What is required -> Return the count of lines in the records that include the string "duplicates", and nothing besides it.

Supplied material ->
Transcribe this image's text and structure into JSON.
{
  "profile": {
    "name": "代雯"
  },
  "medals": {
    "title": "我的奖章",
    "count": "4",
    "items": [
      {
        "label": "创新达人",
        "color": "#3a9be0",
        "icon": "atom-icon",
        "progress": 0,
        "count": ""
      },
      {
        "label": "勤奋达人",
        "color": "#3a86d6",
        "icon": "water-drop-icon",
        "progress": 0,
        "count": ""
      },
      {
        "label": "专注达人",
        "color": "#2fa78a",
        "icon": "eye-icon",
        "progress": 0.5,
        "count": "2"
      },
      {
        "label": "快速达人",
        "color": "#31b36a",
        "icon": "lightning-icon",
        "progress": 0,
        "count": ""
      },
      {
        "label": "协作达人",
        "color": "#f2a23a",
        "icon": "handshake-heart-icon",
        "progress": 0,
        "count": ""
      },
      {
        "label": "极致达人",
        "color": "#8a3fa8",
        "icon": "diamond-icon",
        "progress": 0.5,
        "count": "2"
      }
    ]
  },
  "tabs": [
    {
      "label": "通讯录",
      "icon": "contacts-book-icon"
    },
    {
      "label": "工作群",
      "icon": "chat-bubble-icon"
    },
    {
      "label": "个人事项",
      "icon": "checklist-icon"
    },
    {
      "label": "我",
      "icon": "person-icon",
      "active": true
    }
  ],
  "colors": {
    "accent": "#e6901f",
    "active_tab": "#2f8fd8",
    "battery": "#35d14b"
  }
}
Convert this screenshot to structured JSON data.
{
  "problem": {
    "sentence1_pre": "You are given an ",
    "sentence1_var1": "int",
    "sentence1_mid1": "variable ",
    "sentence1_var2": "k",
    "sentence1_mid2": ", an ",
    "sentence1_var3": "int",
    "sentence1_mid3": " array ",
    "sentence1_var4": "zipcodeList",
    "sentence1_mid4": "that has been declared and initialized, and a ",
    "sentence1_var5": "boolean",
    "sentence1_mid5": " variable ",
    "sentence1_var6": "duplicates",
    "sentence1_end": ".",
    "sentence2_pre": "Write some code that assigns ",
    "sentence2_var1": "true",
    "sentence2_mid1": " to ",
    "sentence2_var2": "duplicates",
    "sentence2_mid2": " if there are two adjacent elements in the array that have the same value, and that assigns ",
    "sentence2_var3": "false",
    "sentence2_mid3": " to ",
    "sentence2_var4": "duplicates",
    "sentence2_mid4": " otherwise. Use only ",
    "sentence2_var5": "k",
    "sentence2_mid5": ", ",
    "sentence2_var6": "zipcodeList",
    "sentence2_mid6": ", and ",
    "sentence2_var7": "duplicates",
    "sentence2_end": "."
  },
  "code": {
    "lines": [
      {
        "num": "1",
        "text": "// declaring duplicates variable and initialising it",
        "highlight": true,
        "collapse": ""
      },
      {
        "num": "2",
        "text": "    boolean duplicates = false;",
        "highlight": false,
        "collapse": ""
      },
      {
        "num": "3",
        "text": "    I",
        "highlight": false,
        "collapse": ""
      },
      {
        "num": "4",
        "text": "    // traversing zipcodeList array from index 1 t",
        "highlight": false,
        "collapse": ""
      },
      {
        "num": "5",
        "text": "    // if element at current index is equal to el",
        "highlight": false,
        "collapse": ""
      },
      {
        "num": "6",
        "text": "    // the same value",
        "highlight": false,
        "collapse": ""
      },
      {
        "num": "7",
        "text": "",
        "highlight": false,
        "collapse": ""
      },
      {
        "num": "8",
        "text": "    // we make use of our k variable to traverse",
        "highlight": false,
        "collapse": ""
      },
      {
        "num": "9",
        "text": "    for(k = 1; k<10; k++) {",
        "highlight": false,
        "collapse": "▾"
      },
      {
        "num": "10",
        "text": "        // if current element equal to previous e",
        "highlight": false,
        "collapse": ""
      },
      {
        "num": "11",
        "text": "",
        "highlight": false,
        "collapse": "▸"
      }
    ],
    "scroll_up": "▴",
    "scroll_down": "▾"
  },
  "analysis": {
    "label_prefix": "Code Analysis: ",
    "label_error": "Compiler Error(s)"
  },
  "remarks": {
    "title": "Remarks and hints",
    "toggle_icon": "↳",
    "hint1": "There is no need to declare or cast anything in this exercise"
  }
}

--

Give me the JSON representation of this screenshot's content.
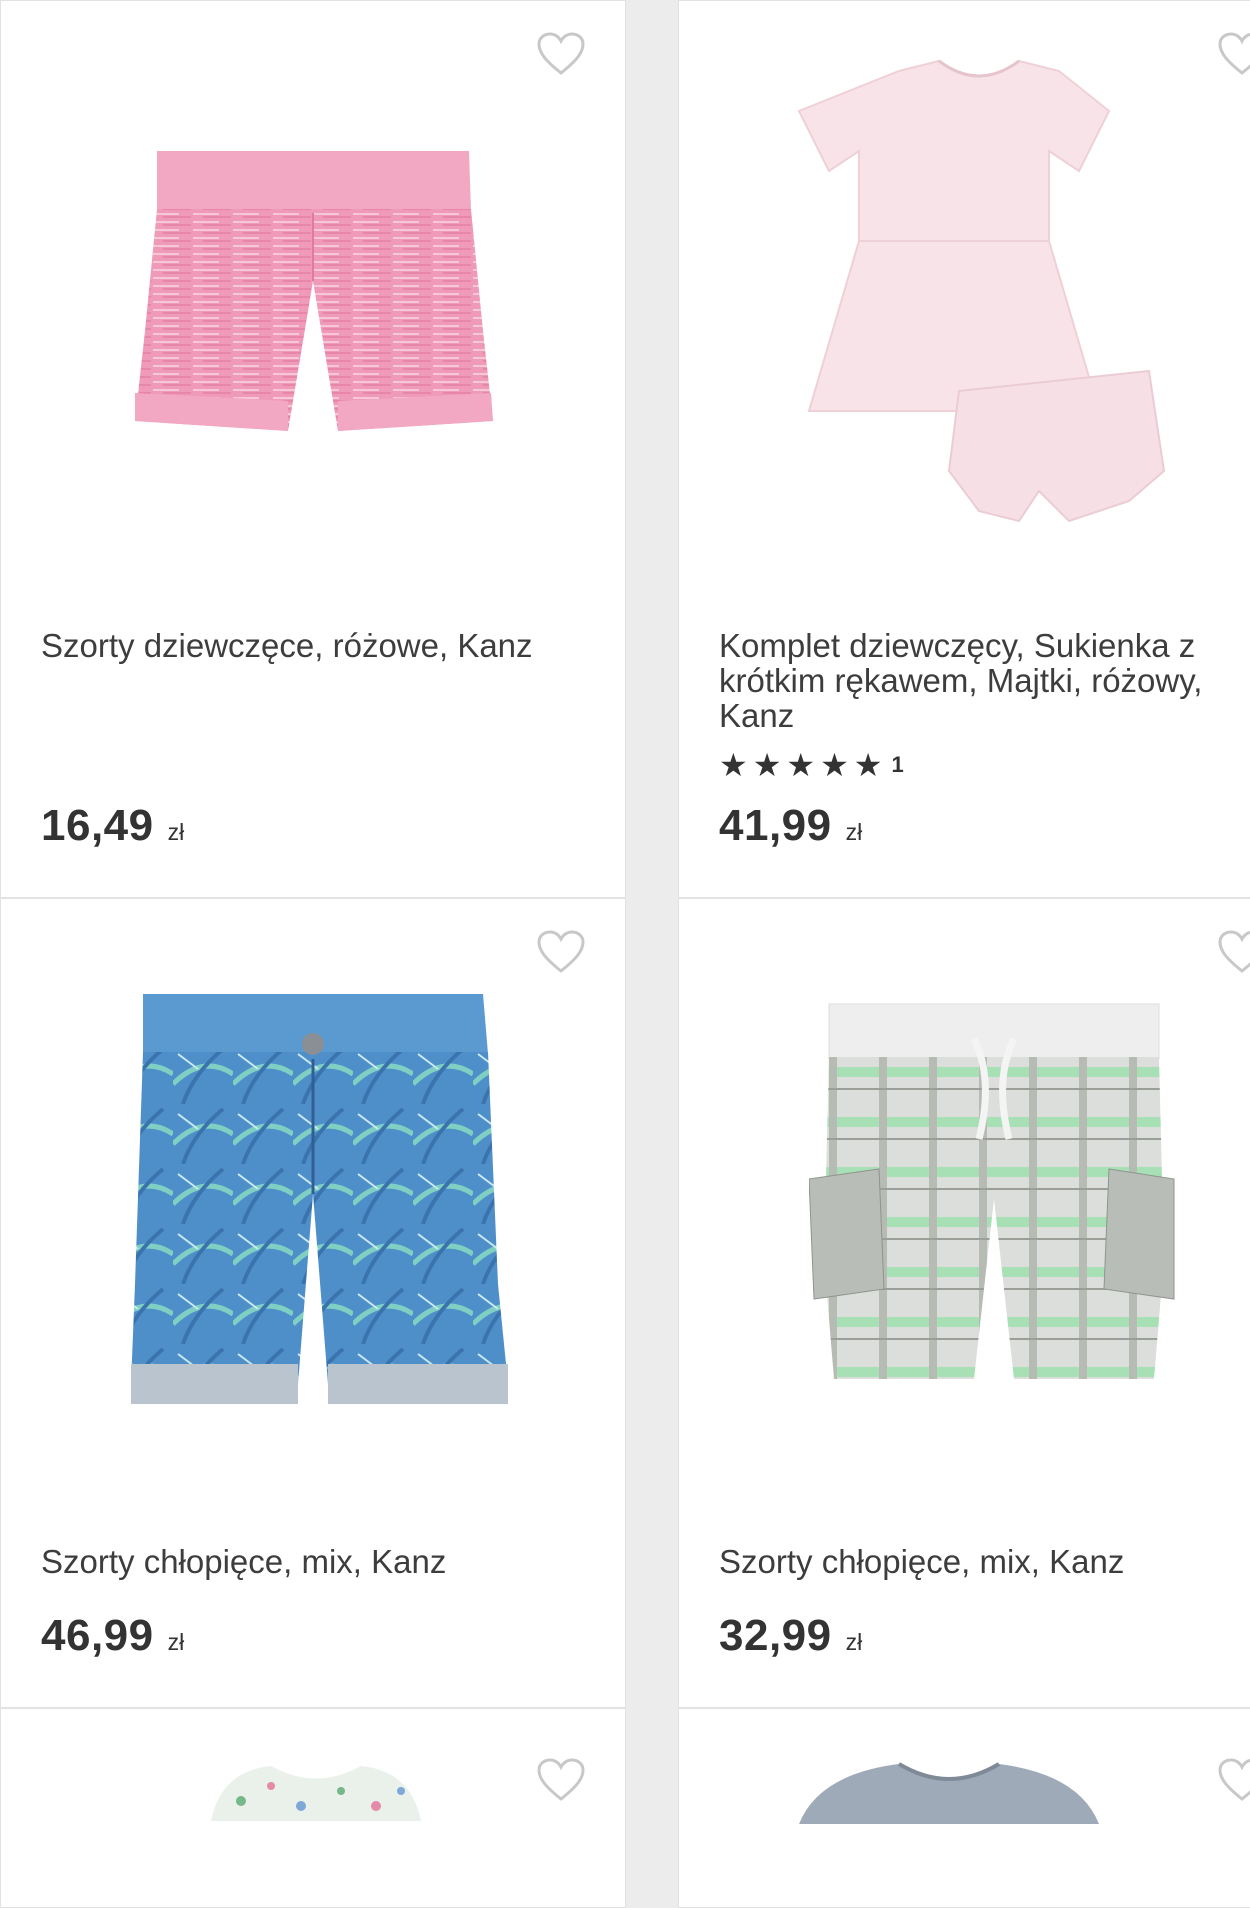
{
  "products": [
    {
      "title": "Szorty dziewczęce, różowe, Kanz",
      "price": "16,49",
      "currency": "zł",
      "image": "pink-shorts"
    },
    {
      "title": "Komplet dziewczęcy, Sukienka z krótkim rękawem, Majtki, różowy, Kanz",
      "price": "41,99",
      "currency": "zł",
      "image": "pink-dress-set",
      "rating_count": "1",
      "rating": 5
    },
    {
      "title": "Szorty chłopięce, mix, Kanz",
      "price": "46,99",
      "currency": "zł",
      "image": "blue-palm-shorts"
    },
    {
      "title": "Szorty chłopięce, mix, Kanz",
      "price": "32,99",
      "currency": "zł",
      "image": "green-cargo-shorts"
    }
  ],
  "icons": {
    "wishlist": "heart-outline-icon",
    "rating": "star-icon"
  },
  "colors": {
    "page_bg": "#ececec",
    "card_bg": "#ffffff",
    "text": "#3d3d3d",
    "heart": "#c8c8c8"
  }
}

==

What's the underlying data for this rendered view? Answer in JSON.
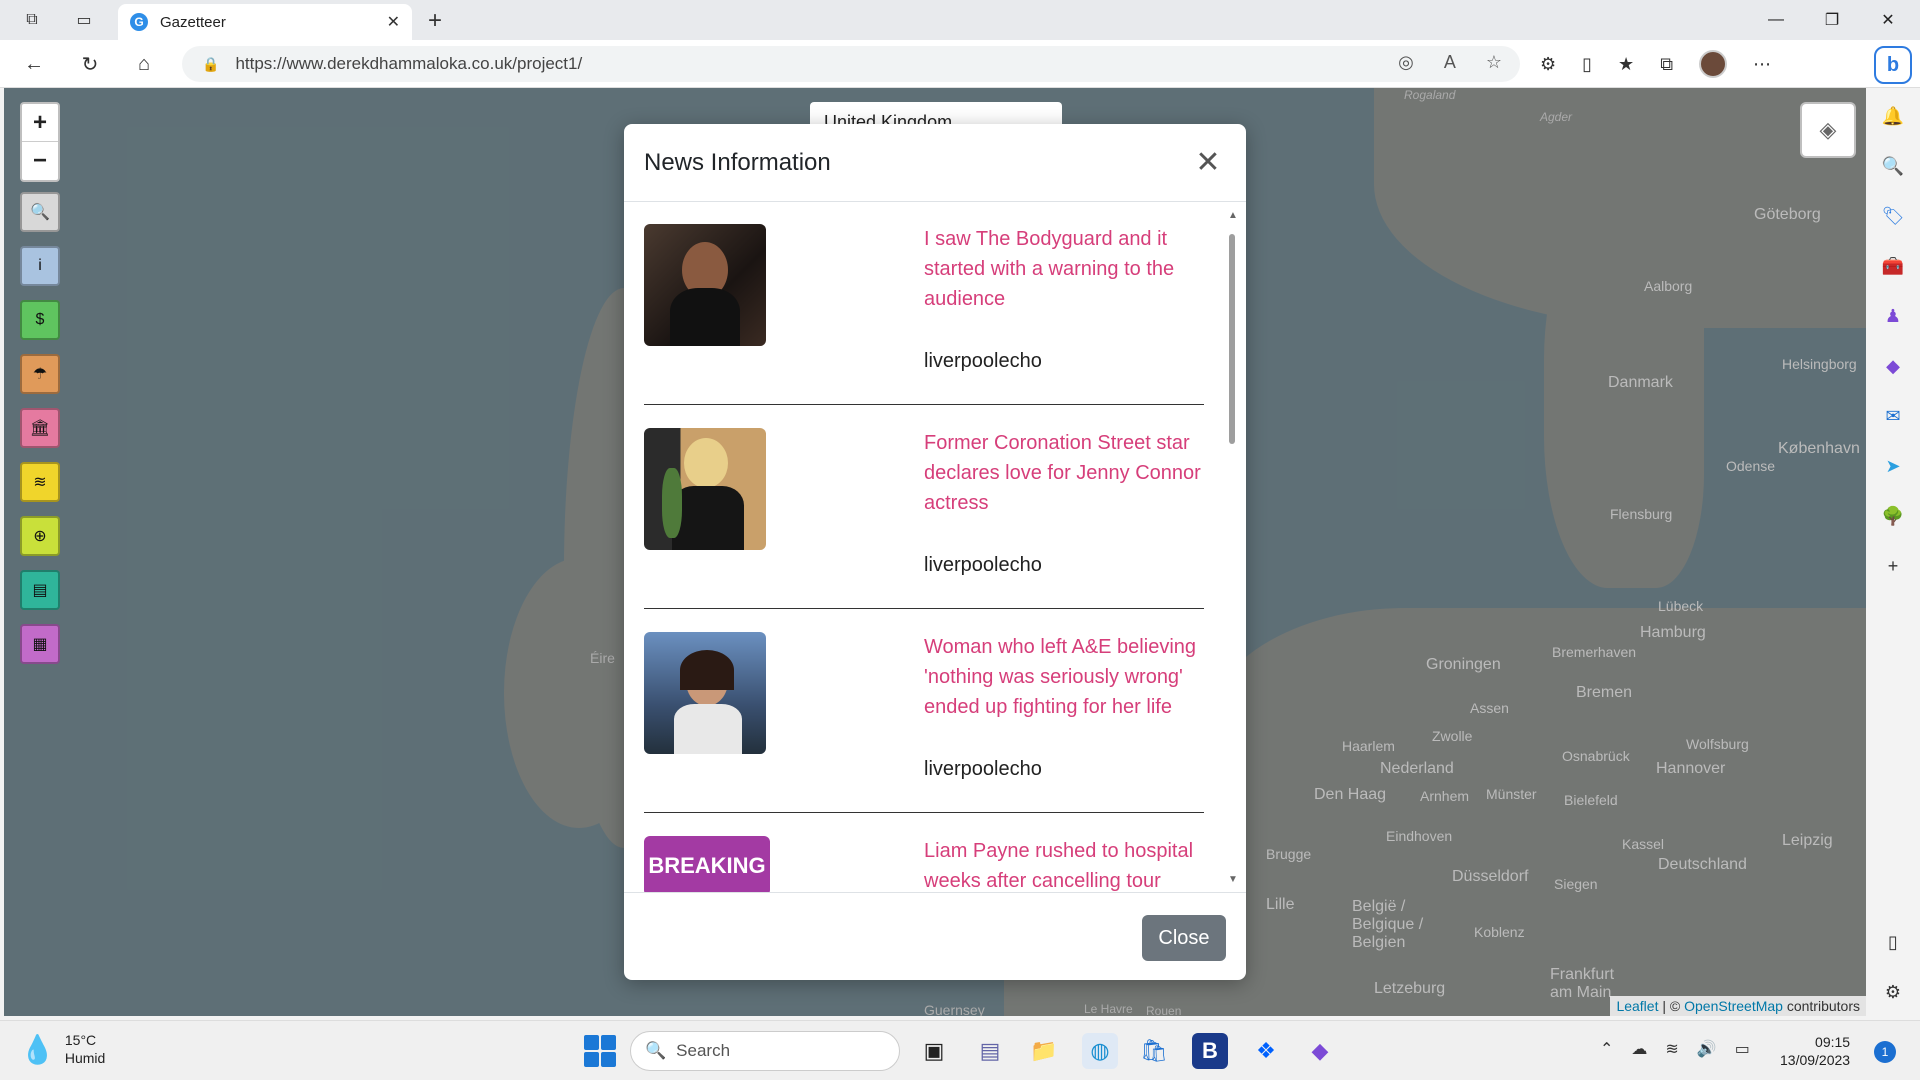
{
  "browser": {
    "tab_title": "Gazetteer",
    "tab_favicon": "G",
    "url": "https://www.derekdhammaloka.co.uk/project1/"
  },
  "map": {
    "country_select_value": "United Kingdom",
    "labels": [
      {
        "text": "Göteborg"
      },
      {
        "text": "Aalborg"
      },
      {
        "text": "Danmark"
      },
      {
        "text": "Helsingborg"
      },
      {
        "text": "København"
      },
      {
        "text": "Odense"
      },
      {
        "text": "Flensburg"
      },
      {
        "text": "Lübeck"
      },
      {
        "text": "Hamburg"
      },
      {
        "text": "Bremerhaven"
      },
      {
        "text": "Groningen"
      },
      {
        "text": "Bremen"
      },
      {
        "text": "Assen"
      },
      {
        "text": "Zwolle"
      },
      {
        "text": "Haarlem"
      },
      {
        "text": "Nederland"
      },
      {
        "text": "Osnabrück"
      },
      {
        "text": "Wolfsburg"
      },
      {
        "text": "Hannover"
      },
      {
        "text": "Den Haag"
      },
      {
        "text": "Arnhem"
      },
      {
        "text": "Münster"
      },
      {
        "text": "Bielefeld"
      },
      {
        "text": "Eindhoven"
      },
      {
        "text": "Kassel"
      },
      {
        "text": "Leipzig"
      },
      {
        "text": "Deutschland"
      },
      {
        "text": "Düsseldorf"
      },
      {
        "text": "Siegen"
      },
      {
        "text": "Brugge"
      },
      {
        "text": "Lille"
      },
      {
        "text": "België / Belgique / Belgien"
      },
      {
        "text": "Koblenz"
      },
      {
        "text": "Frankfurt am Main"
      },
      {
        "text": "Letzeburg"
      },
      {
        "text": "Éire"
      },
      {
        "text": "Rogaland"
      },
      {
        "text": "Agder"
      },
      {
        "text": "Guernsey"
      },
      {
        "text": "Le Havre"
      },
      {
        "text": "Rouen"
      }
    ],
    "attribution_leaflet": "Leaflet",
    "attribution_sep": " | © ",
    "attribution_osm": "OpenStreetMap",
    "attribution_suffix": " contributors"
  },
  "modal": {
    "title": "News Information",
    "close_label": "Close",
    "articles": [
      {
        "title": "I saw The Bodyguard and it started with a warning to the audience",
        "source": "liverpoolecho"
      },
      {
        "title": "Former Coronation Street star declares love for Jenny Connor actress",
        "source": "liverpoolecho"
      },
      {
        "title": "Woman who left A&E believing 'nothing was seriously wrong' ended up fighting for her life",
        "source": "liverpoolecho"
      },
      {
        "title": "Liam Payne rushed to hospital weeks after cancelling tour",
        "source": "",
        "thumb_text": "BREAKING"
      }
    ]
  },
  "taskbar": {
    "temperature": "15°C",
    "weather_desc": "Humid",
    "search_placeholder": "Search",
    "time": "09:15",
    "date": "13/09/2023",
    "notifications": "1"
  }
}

Output for this task -> 6